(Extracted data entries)
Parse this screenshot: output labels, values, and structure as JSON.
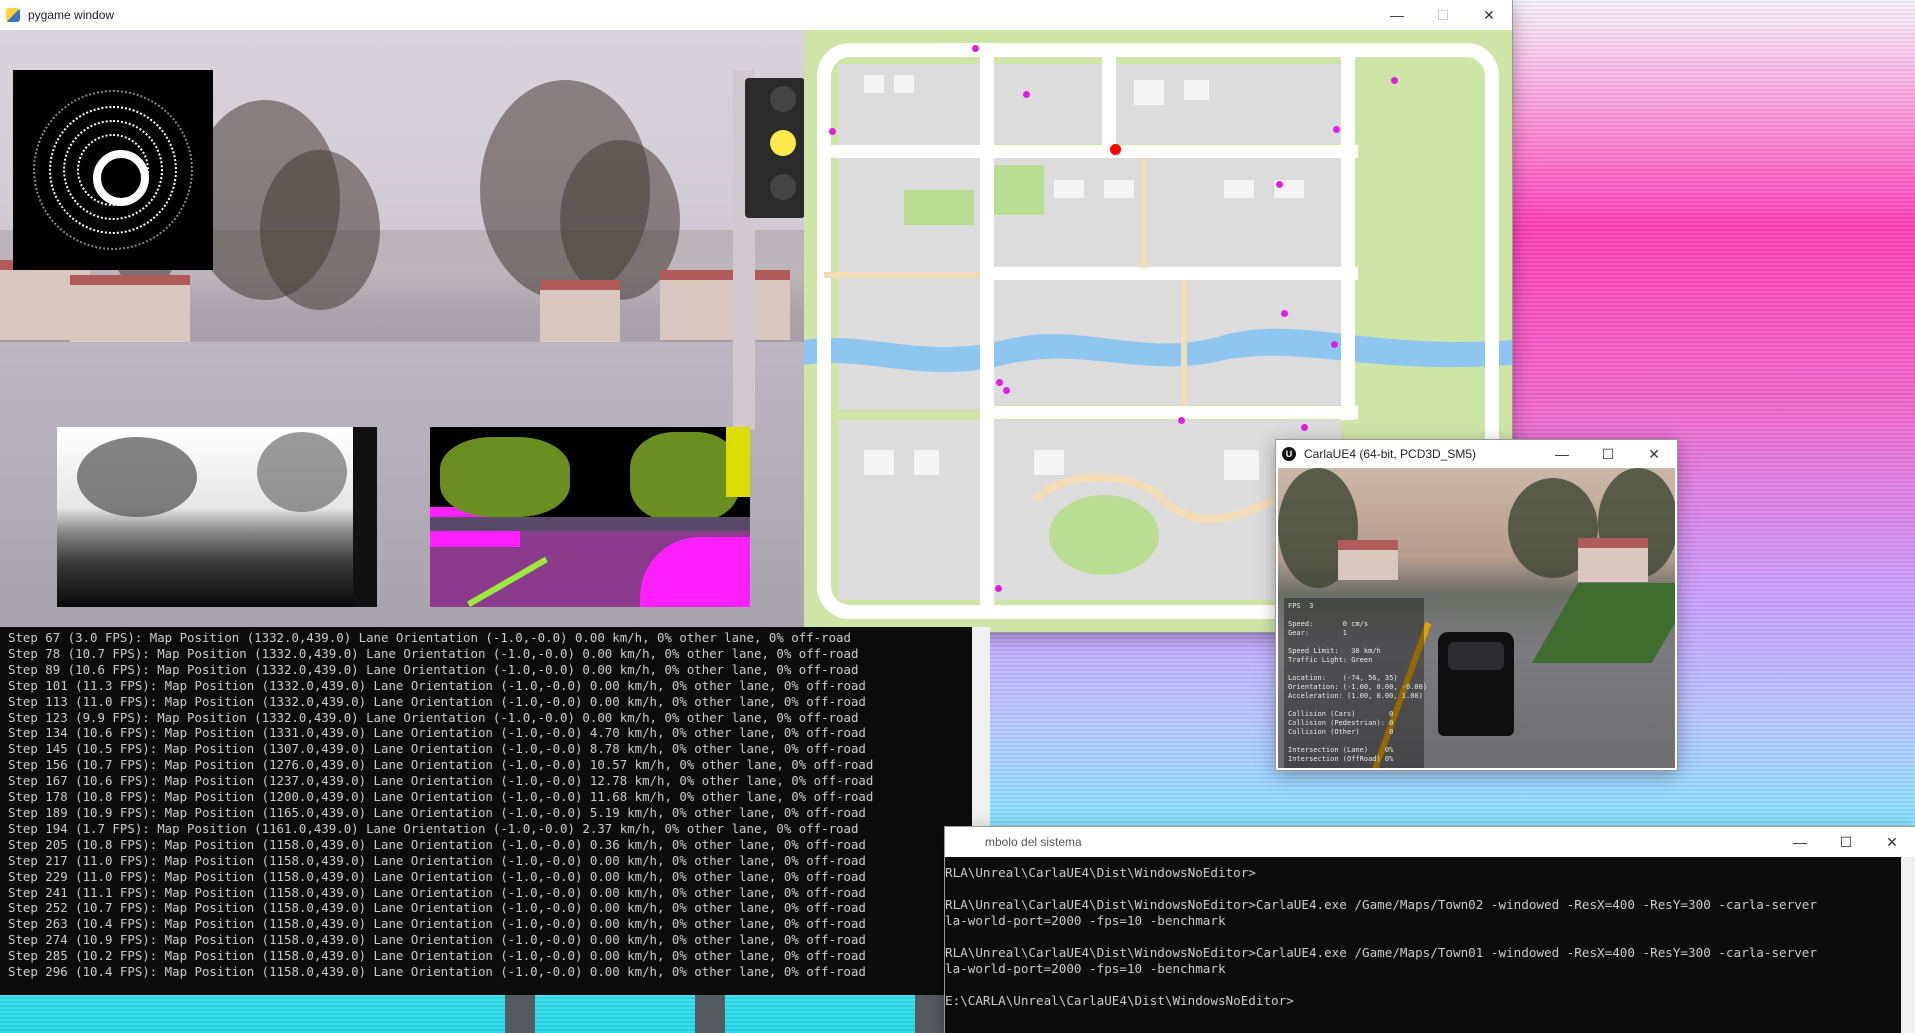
{
  "pygame_window": {
    "title": "pygame window",
    "controls": {
      "minimize": "—",
      "maximize": "☐",
      "close": "✕"
    }
  },
  "map": {
    "vehicle_color": "#ff0000",
    "agent_color": "#e020e0",
    "road_color": "#ffffff",
    "water_color": "#8ec6f0"
  },
  "python_console": {
    "lines": [
      "Step 67 (3.0 FPS): Map Position (1332.0,439.0) Lane Orientation (-1.0,-0.0) 0.00 km/h, 0% other lane, 0% off-road",
      "Step 78 (10.7 FPS): Map Position (1332.0,439.0) Lane Orientation (-1.0,-0.0) 0.00 km/h, 0% other lane, 0% off-road",
      "Step 89 (10.6 FPS): Map Position (1332.0,439.0) Lane Orientation (-1.0,-0.0) 0.00 km/h, 0% other lane, 0% off-road",
      "Step 101 (11.3 FPS): Map Position (1332.0,439.0) Lane Orientation (-1.0,-0.0) 0.00 km/h, 0% other lane, 0% off-road",
      "Step 113 (11.0 FPS): Map Position (1332.0,439.0) Lane Orientation (-1.0,-0.0) 0.00 km/h, 0% other lane, 0% off-road",
      "Step 123 (9.9 FPS): Map Position (1332.0,439.0) Lane Orientation (-1.0,-0.0) 0.00 km/h, 0% other lane, 0% off-road",
      "Step 134 (10.6 FPS): Map Position (1331.0,439.0) Lane Orientation (-1.0,-0.0) 4.70 km/h, 0% other lane, 0% off-road",
      "Step 145 (10.5 FPS): Map Position (1307.0,439.0) Lane Orientation (-1.0,-0.0) 8.78 km/h, 0% other lane, 0% off-road",
      "Step 156 (10.7 FPS): Map Position (1276.0,439.0) Lane Orientation (-1.0,-0.0) 10.57 km/h, 0% other lane, 0% off-road",
      "Step 167 (10.6 FPS): Map Position (1237.0,439.0) Lane Orientation (-1.0,-0.0) 12.78 km/h, 0% other lane, 0% off-road",
      "Step 178 (10.8 FPS): Map Position (1200.0,439.0) Lane Orientation (-1.0,-0.0) 11.68 km/h, 0% other lane, 0% off-road",
      "Step 189 (10.9 FPS): Map Position (1165.0,439.0) Lane Orientation (-1.0,-0.0) 5.19 km/h, 0% other lane, 0% off-road",
      "Step 194 (1.7 FPS): Map Position (1161.0,439.0) Lane Orientation (-1.0,-0.0) 2.37 km/h, 0% other lane, 0% off-road",
      "Step 205 (10.8 FPS): Map Position (1158.0,439.0) Lane Orientation (-1.0,-0.0) 0.36 km/h, 0% other lane, 0% off-road",
      "Step 217 (11.0 FPS): Map Position (1158.0,439.0) Lane Orientation (-1.0,-0.0) 0.00 km/h, 0% other lane, 0% off-road",
      "Step 229 (11.0 FPS): Map Position (1158.0,439.0) Lane Orientation (-1.0,-0.0) 0.00 km/h, 0% other lane, 0% off-road",
      "Step 241 (11.1 FPS): Map Position (1158.0,439.0) Lane Orientation (-1.0,-0.0) 0.00 km/h, 0% other lane, 0% off-road",
      "Step 252 (10.7 FPS): Map Position (1158.0,439.0) Lane Orientation (-1.0,-0.0) 0.00 km/h, 0% other lane, 0% off-road",
      "Step 263 (10.4 FPS): Map Position (1158.0,439.0) Lane Orientation (-1.0,-0.0) 0.00 km/h, 0% other lane, 0% off-road",
      "Step 274 (10.9 FPS): Map Position (1158.0,439.0) Lane Orientation (-1.0,-0.0) 0.00 km/h, 0% other lane, 0% off-road",
      "Step 285 (10.2 FPS): Map Position (1158.0,439.0) Lane Orientation (-1.0,-0.0) 0.00 km/h, 0% other lane, 0% off-road",
      "Step 296 (10.4 FPS): Map Position (1158.0,439.0) Lane Orientation (-1.0,-0.0) 0.00 km/h, 0% other lane, 0% off-road"
    ]
  },
  "carla_window": {
    "title": "CarlaUE4 (64-bit, PCD3D_SM5)",
    "logo": "U",
    "controls": {
      "minimize": "—",
      "maximize": "☐",
      "close": "✕"
    },
    "hud_lines": [
      "FPS  3",
      "",
      "Speed:       0 cm/s",
      "Gear:        1",
      "",
      "Speed Limit:   30 km/h",
      "Traffic Light: Green",
      "",
      "Location:    (-74, 56, 35)",
      "Orientation: (-1.00, 0.00, -0.00)",
      "Acceleration: (1.00, 0.00, 1.00)",
      "",
      "Collision (Cars)        0",
      "Collision (Pedestrian): 0",
      "Collision (Other)       0",
      "",
      "Intersection (Lane)    0%",
      "Intersection (OffRoad) 0%"
    ]
  },
  "cmd_window": {
    "title": "mbolo del sistema",
    "controls": {
      "minimize": "—",
      "maximize": "☐",
      "close": "✕"
    },
    "lines": [
      "RLA\\Unreal\\CarlaUE4\\Dist\\WindowsNoEditor>",
      "",
      "RLA\\Unreal\\CarlaUE4\\Dist\\WindowsNoEditor>CarlaUE4.exe /Game/Maps/Town02 -windowed -ResX=400 -ResY=300 -carla-server",
      "la-world-port=2000 -fps=10 -benchmark",
      "",
      "RLA\\Unreal\\CarlaUE4\\Dist\\WindowsNoEditor>CarlaUE4.exe /Game/Maps/Town01 -windowed -ResX=400 -ResY=300 -carla-server",
      "la-world-port=2000 -fps=10 -benchmark",
      "",
      "E:\\CARLA\\Unreal\\CarlaUE4\\Dist\\WindowsNoEditor>"
    ]
  }
}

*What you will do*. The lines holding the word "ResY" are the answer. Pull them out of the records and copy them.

*Output of the exercise*.
      "RLA\\Unreal\\CarlaUE4\\Dist\\WindowsNoEditor>CarlaUE4.exe /Game/Maps/Town02 -windowed -ResX=400 -ResY=300 -carla-server",
      "RLA\\Unreal\\CarlaUE4\\Dist\\WindowsNoEditor>CarlaUE4.exe /Game/Maps/Town01 -windowed -ResX=400 -ResY=300 -carla-server",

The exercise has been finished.